> **WHAT IS NEEDED**
Copy out each line in the material below that has the word "Bets".

**** EXERCISE DATA

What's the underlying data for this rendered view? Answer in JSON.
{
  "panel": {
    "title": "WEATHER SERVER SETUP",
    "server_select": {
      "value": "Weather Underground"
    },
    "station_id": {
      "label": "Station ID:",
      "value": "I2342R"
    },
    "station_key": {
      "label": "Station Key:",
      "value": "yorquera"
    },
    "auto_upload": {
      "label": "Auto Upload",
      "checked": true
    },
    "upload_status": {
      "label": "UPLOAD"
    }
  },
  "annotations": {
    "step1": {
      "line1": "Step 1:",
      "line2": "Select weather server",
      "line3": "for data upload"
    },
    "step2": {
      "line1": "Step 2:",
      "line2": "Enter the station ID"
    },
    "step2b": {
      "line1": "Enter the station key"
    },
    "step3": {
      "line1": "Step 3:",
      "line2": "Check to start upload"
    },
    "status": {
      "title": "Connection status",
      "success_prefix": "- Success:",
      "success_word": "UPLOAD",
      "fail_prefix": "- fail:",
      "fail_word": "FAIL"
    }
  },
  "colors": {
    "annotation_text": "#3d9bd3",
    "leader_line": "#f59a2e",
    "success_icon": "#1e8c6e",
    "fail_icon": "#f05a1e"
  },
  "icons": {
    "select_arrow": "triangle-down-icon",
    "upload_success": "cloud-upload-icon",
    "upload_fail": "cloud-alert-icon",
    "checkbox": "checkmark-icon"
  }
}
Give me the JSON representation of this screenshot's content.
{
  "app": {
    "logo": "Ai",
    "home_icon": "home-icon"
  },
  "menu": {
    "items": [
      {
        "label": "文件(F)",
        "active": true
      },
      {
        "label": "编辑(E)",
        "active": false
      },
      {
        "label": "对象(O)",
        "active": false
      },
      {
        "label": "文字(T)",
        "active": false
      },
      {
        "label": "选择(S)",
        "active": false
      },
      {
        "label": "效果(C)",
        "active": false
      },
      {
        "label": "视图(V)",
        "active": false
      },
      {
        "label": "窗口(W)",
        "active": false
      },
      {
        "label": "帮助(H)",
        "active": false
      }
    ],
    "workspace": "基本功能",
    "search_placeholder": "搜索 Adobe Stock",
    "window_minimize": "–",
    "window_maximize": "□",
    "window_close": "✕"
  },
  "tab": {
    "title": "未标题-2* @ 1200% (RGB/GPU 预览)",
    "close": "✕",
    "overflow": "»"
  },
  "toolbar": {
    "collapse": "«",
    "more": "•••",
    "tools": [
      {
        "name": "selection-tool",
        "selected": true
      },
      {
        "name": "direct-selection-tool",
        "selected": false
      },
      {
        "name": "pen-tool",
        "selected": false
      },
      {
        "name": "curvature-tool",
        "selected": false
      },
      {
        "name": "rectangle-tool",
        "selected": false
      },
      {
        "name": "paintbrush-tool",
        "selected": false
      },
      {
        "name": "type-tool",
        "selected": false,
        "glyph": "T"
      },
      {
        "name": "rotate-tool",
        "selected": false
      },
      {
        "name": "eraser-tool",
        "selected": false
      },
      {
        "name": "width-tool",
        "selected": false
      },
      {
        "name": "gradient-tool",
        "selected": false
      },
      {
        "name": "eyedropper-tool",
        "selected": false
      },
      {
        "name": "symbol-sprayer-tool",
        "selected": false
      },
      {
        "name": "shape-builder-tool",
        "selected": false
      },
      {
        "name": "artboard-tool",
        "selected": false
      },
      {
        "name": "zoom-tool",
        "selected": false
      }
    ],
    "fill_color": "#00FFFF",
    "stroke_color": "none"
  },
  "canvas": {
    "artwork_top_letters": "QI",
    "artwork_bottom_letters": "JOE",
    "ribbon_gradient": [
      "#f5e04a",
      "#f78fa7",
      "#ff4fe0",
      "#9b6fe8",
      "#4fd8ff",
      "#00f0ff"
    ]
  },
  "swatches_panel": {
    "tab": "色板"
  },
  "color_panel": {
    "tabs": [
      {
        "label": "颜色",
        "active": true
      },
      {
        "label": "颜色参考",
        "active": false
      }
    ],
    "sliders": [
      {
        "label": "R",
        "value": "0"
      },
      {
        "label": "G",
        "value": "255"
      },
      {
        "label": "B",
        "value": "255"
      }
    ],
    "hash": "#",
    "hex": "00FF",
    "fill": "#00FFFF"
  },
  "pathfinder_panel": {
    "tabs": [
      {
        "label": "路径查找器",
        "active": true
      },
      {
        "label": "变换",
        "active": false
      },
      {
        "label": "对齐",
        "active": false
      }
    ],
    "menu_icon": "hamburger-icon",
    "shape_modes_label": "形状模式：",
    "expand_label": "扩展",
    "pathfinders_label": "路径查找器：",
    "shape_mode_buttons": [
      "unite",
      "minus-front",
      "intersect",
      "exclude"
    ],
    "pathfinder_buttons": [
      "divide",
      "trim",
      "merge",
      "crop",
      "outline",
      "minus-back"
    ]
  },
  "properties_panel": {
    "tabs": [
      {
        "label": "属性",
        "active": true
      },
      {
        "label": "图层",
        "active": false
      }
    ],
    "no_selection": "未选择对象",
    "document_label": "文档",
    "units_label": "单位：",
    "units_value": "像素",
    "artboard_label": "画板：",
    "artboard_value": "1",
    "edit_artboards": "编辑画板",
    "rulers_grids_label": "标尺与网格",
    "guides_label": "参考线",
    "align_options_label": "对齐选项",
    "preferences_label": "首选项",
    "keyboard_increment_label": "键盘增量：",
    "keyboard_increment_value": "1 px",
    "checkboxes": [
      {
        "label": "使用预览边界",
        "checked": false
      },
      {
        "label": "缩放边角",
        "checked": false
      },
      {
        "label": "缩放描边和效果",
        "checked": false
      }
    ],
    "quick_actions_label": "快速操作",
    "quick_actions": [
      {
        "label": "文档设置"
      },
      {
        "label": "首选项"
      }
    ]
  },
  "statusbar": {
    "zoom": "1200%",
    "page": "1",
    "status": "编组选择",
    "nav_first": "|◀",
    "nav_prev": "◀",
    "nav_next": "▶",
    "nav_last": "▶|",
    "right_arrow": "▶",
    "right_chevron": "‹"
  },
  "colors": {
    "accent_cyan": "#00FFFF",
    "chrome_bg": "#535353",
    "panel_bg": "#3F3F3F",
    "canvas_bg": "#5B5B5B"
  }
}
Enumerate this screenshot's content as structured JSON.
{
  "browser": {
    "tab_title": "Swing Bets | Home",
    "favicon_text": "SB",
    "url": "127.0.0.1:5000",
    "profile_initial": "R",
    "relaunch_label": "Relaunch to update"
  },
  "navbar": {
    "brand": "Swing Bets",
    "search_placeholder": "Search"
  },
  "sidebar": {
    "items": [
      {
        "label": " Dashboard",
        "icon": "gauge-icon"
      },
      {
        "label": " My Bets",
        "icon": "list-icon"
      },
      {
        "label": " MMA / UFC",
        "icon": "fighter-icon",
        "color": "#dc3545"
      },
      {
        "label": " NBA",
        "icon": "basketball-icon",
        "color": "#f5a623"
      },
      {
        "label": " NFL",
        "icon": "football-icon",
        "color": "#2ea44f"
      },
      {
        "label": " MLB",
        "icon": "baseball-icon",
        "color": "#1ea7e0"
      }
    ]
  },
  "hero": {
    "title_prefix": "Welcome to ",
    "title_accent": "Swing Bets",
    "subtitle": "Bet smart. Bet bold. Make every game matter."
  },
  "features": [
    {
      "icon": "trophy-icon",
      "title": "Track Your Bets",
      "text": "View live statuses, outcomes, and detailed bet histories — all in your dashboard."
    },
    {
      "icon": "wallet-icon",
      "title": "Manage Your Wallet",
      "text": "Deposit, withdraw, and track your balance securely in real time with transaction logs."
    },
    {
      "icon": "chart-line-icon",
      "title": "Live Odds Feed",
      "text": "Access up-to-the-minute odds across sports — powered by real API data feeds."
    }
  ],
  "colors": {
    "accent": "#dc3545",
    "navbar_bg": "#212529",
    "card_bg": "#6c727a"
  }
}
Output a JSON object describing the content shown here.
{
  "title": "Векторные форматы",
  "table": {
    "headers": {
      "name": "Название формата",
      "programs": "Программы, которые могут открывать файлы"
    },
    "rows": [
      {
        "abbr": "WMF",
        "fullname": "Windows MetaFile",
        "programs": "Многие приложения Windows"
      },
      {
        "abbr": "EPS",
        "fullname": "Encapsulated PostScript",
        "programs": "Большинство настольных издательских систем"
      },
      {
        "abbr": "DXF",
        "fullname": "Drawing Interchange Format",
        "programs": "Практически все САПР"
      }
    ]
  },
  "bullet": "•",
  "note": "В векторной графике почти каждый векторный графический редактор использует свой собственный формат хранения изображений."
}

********

> **SOLUTION**
    "tab_title": "Swing Bets | Home",
    "brand": "Swing Bets",
        "label": " My Bets",
    "title_accent": "Swing Bets",
      "title": "Track Your Bets",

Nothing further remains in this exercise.